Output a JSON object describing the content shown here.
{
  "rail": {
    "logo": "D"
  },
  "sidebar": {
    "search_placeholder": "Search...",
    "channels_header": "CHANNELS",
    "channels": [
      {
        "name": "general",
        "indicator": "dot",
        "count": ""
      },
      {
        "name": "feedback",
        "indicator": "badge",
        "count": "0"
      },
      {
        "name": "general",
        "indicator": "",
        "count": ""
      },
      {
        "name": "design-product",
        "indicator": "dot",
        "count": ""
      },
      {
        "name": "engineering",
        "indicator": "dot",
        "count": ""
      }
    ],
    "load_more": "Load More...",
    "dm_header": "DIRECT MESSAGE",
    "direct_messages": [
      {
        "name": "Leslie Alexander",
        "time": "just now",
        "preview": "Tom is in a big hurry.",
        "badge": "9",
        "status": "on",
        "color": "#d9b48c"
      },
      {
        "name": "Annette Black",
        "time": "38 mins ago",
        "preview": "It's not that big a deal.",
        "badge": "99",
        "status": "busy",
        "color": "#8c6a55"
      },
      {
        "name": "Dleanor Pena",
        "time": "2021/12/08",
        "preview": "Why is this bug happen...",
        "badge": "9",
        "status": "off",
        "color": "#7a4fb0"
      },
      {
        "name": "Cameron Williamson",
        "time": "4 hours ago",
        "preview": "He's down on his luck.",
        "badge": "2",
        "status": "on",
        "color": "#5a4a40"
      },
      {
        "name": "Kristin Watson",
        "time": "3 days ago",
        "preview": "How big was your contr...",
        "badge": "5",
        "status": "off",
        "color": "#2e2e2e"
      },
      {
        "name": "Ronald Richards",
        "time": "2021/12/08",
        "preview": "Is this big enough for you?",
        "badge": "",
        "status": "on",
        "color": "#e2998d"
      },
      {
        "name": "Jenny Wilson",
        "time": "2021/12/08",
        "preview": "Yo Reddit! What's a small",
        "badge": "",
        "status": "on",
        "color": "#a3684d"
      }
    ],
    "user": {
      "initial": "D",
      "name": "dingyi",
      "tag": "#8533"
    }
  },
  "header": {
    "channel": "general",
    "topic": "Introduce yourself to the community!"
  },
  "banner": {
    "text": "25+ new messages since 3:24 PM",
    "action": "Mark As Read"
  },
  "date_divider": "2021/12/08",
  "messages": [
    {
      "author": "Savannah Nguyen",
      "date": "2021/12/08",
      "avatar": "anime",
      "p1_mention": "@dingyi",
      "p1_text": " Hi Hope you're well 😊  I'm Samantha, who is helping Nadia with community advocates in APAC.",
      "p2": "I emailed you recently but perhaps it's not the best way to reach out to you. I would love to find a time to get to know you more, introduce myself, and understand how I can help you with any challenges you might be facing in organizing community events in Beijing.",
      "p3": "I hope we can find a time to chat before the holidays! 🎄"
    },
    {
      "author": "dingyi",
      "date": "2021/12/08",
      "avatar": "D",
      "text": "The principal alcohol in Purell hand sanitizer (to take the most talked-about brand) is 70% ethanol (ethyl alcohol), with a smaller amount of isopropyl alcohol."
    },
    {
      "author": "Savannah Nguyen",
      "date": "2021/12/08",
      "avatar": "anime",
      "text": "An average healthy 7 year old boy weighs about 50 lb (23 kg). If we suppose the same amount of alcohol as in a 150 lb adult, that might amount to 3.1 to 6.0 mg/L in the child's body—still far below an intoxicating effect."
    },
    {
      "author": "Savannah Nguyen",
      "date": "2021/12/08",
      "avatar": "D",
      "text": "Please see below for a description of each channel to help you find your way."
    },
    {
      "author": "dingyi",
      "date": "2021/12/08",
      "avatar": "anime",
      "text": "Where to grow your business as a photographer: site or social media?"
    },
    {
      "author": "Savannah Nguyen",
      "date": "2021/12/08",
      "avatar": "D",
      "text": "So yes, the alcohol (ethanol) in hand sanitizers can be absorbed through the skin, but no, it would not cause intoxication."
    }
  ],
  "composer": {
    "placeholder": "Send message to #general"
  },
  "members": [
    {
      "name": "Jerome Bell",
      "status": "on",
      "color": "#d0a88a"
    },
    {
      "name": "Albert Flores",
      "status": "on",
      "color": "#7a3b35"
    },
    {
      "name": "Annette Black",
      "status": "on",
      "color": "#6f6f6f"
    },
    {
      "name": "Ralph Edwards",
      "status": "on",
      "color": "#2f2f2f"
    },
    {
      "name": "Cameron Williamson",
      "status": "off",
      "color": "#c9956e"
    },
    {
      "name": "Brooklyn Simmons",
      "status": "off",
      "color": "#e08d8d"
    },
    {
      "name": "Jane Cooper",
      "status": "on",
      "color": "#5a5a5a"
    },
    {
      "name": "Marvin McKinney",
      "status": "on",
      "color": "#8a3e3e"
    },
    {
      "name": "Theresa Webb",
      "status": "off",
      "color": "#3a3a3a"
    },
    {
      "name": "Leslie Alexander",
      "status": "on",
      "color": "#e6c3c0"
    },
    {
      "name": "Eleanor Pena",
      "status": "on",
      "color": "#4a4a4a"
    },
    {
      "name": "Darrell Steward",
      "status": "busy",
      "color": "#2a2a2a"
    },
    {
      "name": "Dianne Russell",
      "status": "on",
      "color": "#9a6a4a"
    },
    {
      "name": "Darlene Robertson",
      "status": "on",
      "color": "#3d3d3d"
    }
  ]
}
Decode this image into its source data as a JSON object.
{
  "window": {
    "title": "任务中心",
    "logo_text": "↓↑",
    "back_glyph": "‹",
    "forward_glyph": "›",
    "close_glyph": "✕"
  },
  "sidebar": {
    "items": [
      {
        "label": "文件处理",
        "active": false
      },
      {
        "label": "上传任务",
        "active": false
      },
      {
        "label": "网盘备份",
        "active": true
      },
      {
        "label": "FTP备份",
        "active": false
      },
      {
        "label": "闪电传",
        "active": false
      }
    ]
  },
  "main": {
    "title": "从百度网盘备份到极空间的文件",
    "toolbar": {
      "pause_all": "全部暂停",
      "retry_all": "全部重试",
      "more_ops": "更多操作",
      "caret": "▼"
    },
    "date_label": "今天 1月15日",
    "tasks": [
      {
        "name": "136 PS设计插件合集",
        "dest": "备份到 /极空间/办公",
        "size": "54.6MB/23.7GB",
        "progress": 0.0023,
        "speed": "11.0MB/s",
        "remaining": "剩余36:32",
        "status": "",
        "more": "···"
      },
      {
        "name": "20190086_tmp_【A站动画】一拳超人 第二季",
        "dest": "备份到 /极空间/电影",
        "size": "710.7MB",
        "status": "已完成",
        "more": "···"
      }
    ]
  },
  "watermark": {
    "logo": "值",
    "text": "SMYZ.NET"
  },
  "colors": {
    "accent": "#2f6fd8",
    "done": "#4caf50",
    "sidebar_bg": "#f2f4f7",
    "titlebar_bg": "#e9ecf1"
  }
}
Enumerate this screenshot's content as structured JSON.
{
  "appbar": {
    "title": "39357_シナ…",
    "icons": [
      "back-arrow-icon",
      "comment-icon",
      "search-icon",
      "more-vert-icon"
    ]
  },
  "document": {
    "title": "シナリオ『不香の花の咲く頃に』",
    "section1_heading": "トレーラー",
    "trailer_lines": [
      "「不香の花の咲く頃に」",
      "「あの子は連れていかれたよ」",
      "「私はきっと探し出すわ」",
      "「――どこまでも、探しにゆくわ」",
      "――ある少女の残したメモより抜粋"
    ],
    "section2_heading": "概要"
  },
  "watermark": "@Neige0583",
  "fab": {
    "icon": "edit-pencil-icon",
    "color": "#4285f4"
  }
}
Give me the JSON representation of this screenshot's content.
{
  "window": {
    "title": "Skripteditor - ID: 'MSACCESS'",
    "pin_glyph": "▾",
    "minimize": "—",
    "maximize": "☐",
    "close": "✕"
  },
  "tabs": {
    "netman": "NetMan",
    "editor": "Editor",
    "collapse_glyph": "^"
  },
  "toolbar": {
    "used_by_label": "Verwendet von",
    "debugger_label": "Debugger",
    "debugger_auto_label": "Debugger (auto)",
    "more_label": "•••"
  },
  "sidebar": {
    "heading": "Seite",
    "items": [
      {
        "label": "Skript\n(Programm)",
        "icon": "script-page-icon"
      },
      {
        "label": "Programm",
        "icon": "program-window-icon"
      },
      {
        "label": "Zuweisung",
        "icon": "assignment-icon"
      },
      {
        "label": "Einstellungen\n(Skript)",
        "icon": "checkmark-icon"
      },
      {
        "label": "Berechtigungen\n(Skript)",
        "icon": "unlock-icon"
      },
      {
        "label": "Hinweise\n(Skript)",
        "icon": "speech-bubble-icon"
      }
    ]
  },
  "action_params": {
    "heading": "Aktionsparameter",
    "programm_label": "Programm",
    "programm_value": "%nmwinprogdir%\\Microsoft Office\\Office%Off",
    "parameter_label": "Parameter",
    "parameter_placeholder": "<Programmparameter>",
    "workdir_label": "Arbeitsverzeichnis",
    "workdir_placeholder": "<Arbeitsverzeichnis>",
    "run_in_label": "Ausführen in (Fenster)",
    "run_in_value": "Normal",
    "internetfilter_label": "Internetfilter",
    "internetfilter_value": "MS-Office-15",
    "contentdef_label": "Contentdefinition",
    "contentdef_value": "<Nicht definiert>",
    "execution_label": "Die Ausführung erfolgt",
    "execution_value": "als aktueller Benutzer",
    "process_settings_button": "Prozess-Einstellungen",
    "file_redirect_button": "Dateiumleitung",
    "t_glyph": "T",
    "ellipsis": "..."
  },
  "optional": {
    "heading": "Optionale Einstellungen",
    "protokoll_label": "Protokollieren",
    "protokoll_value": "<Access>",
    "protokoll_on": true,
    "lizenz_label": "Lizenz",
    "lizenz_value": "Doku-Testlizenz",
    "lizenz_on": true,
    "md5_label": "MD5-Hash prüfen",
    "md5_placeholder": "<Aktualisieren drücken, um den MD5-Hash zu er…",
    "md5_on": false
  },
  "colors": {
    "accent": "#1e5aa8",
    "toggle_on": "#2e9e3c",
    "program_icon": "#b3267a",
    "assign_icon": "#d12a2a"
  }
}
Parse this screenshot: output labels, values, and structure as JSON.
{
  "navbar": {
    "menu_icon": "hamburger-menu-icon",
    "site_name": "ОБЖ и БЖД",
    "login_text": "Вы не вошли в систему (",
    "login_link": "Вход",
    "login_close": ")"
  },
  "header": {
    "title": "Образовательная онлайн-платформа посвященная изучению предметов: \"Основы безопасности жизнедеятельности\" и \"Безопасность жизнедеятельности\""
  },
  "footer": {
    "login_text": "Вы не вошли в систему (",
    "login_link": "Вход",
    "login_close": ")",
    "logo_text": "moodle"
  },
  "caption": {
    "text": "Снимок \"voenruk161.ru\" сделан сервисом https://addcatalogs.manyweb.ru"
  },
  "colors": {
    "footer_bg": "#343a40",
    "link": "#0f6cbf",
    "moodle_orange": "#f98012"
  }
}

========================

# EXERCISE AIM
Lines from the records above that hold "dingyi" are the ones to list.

# EXERCISE RESPONSE
      "name": "dingyi",
      "p1_mention": "@dingyi",
      "author": "dingyi",
      "author": "dingyi",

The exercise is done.